In Sri Lanka alone roughly 150 elephants & 60 people die every year as a result of this ongoing conflict.
This was aimed at young people in Sri Lankan schools addressing the value of elephants, the causes of conflict, how to minimize it and the need for conservation. The sessions have been successful in changing children's attitudes in studies already undertaken.
Way Kambas National Park - Sumatra
When Way Kambas National Park was established in 1984, local communities were relocated out of the park, leaving behind open wells, which have proven to be a deadly trap for the wild animals. Wild elephants and other animals are very active in the area between the rain forest and the deep Braja swamp. This area is dense with wells and juvenile elephants are the most common animals found trapped. It is estimated that 300 elephants may have died in these wells since 1984. The bones of the severely endangered Sumatran rhinoceros and Sumatran tiger have also been found in the wells.
Funding from Taronga Zoo’s Field Grants Program is assisting in the closure of these wells reducing the risk to local wildlife.
Taronga Zoo has already contributed $16,200 in funding to support the Thai Government and international conservation agency efforts to stop the illegal killing of wild Asian Elephants in the region. This is through the Convention on the Trade in Endangered Species (CITES) program Monitoring the Illegal Killing of Elephants (MIKE) established to assess the areas of conflict and the reasons why elephants were being killed to assist in resolving the issues.
South Luangwa Conservation Society
South Luangwa is a 9,050 square kilometre National Park in eastern Zambia. Home to over 100 species of mammals and 470 species of birds, this wildlife area is regarded as Zambia’s iconic National Park.

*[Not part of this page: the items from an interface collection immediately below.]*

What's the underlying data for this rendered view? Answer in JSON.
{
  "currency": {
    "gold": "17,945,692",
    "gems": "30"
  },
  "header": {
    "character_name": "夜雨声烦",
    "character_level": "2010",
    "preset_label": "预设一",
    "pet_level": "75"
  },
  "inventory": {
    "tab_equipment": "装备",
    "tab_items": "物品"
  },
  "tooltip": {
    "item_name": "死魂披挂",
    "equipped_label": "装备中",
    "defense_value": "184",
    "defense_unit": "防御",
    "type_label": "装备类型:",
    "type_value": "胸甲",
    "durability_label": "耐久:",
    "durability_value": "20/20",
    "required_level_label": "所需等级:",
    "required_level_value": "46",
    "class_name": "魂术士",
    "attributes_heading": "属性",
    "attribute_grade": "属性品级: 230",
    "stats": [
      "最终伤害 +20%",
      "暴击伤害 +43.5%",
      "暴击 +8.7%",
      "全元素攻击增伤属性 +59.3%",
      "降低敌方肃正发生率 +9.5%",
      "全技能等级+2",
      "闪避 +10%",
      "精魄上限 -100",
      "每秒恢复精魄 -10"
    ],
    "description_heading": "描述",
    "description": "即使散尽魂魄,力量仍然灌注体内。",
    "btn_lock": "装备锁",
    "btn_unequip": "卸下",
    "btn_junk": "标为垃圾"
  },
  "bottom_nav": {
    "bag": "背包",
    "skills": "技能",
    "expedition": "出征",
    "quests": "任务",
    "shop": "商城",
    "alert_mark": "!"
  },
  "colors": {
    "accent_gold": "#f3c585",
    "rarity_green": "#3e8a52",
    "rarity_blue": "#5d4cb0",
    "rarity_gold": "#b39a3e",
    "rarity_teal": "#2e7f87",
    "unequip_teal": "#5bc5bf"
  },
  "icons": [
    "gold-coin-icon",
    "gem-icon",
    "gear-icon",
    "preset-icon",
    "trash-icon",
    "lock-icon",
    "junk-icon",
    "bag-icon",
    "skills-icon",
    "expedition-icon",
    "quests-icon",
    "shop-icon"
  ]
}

Taronga Zoo has provided funding for an anti-poaching campaign within the South Luangwa National Park (Zambia) to reduce the illegal snaring and shooting of animals for the Bush Meat trade, including African elephants, rhinoceros, primates, antelope and birds.
Elephant DNA Program

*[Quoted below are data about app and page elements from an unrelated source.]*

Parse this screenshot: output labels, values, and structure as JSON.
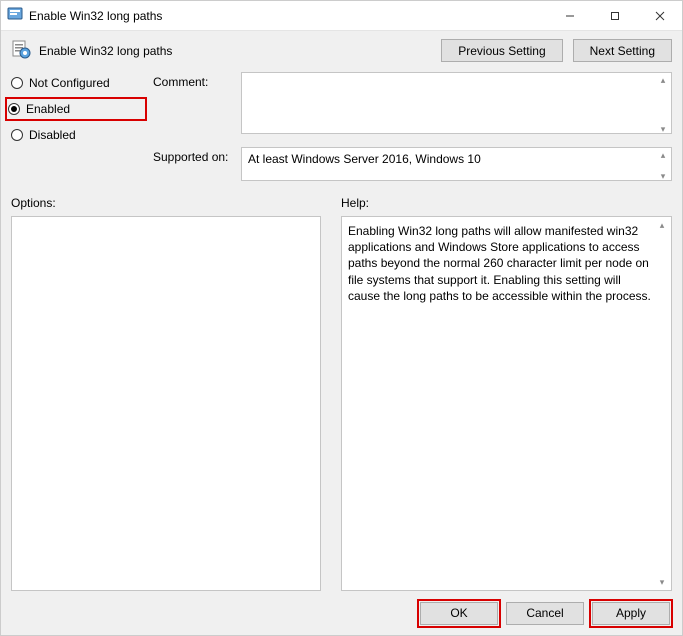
{
  "window": {
    "title": "Enable Win32 long paths"
  },
  "header": {
    "title": "Enable Win32 long paths",
    "prev": "Previous Setting",
    "next": "Next Setting"
  },
  "radios": {
    "not_configured": "Not Configured",
    "enabled": "Enabled",
    "disabled": "Disabled"
  },
  "fields": {
    "comment_label": "Comment:",
    "comment_value": "",
    "supported_label": "Supported on:",
    "supported_value": "At least Windows Server 2016, Windows 10"
  },
  "lower": {
    "options_label": "Options:",
    "help_label": "Help:",
    "help_text": "Enabling Win32 long paths will allow manifested win32 applications and Windows Store applications to access paths beyond the normal 260 character limit per node on file systems that support it.  Enabling this setting will cause the long paths to be accessible within the process."
  },
  "footer": {
    "ok": "OK",
    "cancel": "Cancel",
    "apply": "Apply"
  }
}
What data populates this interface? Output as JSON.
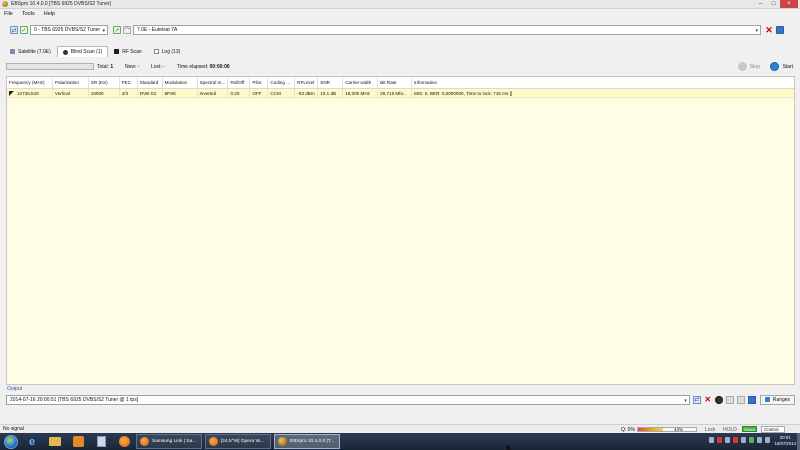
{
  "window": {
    "title": "EBSpro 10.4.0.0 [TBS 6925 DVBS/S2 Tuner]",
    "buttons": [
      "minimize",
      "maximize",
      "close"
    ]
  },
  "menu": [
    "File",
    "Tools",
    "Help"
  ],
  "toolbar": {
    "tuner": "0 - TBS 6925 DVBS/S2 Tuner",
    "satellite": "7.0E - Eutelsat 7A"
  },
  "tabs": [
    {
      "label": "Satellite (7.0E)",
      "icon": "satellite-icon",
      "active": false
    },
    {
      "label": "Blind Scan (1)",
      "icon": "blind-scan-icon",
      "active": true
    },
    {
      "label": "RF Scan",
      "icon": "rf-scan-icon",
      "active": false
    },
    {
      "label": "Log (13)",
      "icon": "log-icon",
      "active": false
    }
  ],
  "scan": {
    "progress": 0.0,
    "total_label": "Total:",
    "total_value": "1",
    "new_label": "New:",
    "new_value": "-",
    "lost_label": "Lost:",
    "lost_value": "-",
    "elapsed_label": "Time elapsed:",
    "elapsed_value": "00:00:06",
    "stop_label": "Stop",
    "start_label": "Start"
  },
  "table": {
    "columns": [
      "Frequency (MHz)",
      "Polarization",
      "SR (KS)",
      "FEC",
      "Standard",
      "Modulation",
      "Spectral m...",
      "RollOff",
      "Pilot",
      "Coding ...",
      "RFLevel",
      "SNR",
      "Carrier width",
      "Bit Rate",
      "Information"
    ],
    "rows": [
      [
        "12736,518",
        "Vertical",
        "15000",
        "2/3",
        "DVB-S2",
        "8PSK",
        "Inverted",
        "0.20",
        "OFF",
        "CCM",
        "-53 dBm",
        "10,1 dB",
        "18,000 MHz",
        "29,715 Mbi...",
        "MIS: 0, BER: 0,0000000, Time to lock: 716 ms ]]"
      ]
    ]
  },
  "output": {
    "label": "Output",
    "value": "2014-07-16 20:00:51 [TBS 6925 DVBS/S2 Tuner @ 1 tps]",
    "ranges_label": "Ranges"
  },
  "statusbar": {
    "left": "No signal",
    "quality": "Q: 0%",
    "level_fraction": 0.43,
    "level_text": "43%",
    "lock": "Lock",
    "hold": "HOLD",
    "mode": "Green",
    "control": "Control"
  },
  "taskbar": {
    "tasks": [
      {
        "label": "Samsung Link | Sa...",
        "icon": "firefox-icon"
      },
      {
        "label": "[24.5°W] Opera W...",
        "icon": "firefox-icon"
      },
      {
        "label": "EBSpro 10.4.0.0 [T...",
        "icon": "ebspro-icon"
      }
    ],
    "time": "20:01",
    "date": "16/07/2014"
  }
}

Provided base levels of DNA for comparison with wild elephants for Flora and Fauna International project in Cambodia. The DNA was collected from Taronga's breeding group using mouth swabs.
Elephant Veterinary Centre - Mahidol University

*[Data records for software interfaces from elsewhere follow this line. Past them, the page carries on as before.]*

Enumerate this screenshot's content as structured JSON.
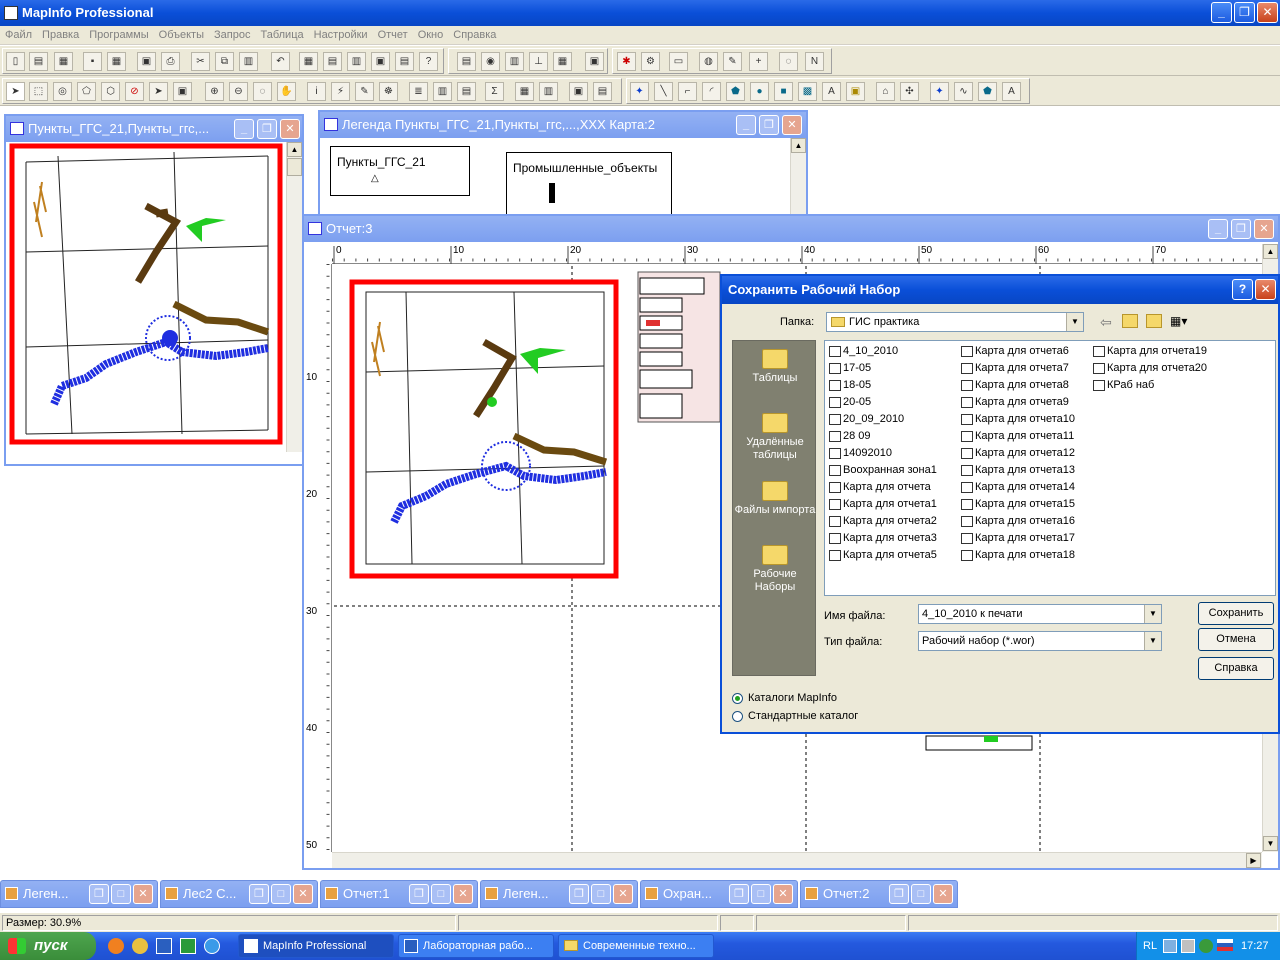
{
  "app": {
    "title": "MapInfo Professional"
  },
  "menu": [
    "Файл",
    "Правка",
    "Программы",
    "Объекты",
    "Запрос",
    "Таблица",
    "Настройки",
    "Отчет",
    "Окно",
    "Справка"
  ],
  "windows": {
    "map": {
      "title": "Пункты_ГГС_21,Пункты_ггс,..."
    },
    "legend": {
      "title": "Легенда Пункты_ГГС_21,Пункты_ггс,...,XXX Карта:2",
      "item1": "Пункты_ГГС_21",
      "item2": "Промышленные_объекты"
    },
    "report": {
      "title": "Отчет:3",
      "ruler_h": [
        "0",
        "10",
        "20",
        "30",
        "40",
        "50",
        "60",
        "70"
      ],
      "ruler_v": [
        "10",
        "20",
        "30",
        "40",
        "50"
      ]
    }
  },
  "dialog": {
    "title": "Сохранить Рабочий Набор",
    "folder_label": "Папка:",
    "folder_value": "ГИС практика",
    "places": [
      "Таблицы",
      "Удалённые таблицы",
      "Файлы импорта",
      "Рабочие Наборы"
    ],
    "files_col1": [
      "4_10_2010",
      "17-05",
      "18-05",
      "20-05",
      "20_09_2010",
      "28 09",
      "14092010",
      "Воохранная зона1",
      "Карта для отчета",
      "Карта для отчета1",
      "Карта для отчета2",
      "Карта для отчета3",
      "Карта для отчета5"
    ],
    "files_col2": [
      "Карта для отчета6",
      "Карта для отчета7",
      "Карта для отчета8",
      "Карта для отчета9",
      "Карта для отчета10",
      "Карта для отчета11",
      "Карта для отчета12",
      "Карта для отчета13",
      "Карта для отчета14",
      "Карта для отчета15",
      "Карта для отчета16",
      "Карта для отчета17",
      "Карта для отчета18"
    ],
    "files_col3": [
      "Карта для отчета19",
      "Карта для отчета20",
      "КРаб наб"
    ],
    "filename_label": "Имя файла:",
    "filename_value": "4_10_2010 к печати",
    "filetype_label": "Тип файла:",
    "filetype_value": "Рабочий набор (*.wor)",
    "save_button": "Сохранить",
    "cancel_button": "Отмена",
    "help_button": "Справка",
    "radio1": "Каталоги MapInfo",
    "radio2": "Стандартные каталог"
  },
  "minimized": [
    "Леген...",
    "Лес2 С...",
    "Отчет:1",
    "Леген...",
    "Охран...",
    "Отчет:2"
  ],
  "status": {
    "zoom": "Размер: 30.9%"
  },
  "taskbar": {
    "start": "пуск",
    "tasks": [
      "MapInfo Professional",
      "Лабораторная рабо...",
      "Современные техно..."
    ],
    "lang": "RL",
    "clock": "17:27"
  },
  "colors": {
    "red_frame": "#ff0000",
    "river": "#1f2ee0",
    "brown": "#8b5a1a",
    "green": "#22cc22"
  }
}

Taronga and Melbourne Zoos built at their cost a quarantine centre and elephant care facilities at Mahidol University which was the site our elephants began their journey prior to coming to Australia. This was handed over on the elephants' departure to the University for use in the care of elephants and other wildlife, becoming the first national centre for elephant health.
The zoos have contributed over $150,000 to this centre and it has been officially named by Thai authorities as "Haven of the Elephants".
Micro - Chipping Domestic Nepalese Eelephants
In 2004 Taronga and Western Plains Zoos' veterinarians helped the Nepal Government place identifying microchips in all the country's domestic elephants and helped train veterinarians in the scanning process. This helps prevent illegal cross-border imports of wild-caught elephants from Myanmar. Taronga Zoo Veterinary staff have been regular visitors to Nepal for over a decade, working with local veterinarians to improve health care for elephants and other wildlife in Nepal.
Mahout Support Program to Introduce Trust - Based Management Techniques
Following an approach by the Thai mahouts who worked with zoo staff on the arrival and integration of the Thai elephants, the Zoo and its Elephant Management team committed to support these mahouts in their plan to introduce these modern trust-based techniques at Thai elephant training centres. The goal is to replace the more common traditional system which is more discipline-based.
Both Taronga and Melbourne Zoos have visitor donation facilities that encourage their 2.5 million (between both zoos) visitors annually to contribute to these and other projects for wild elephants.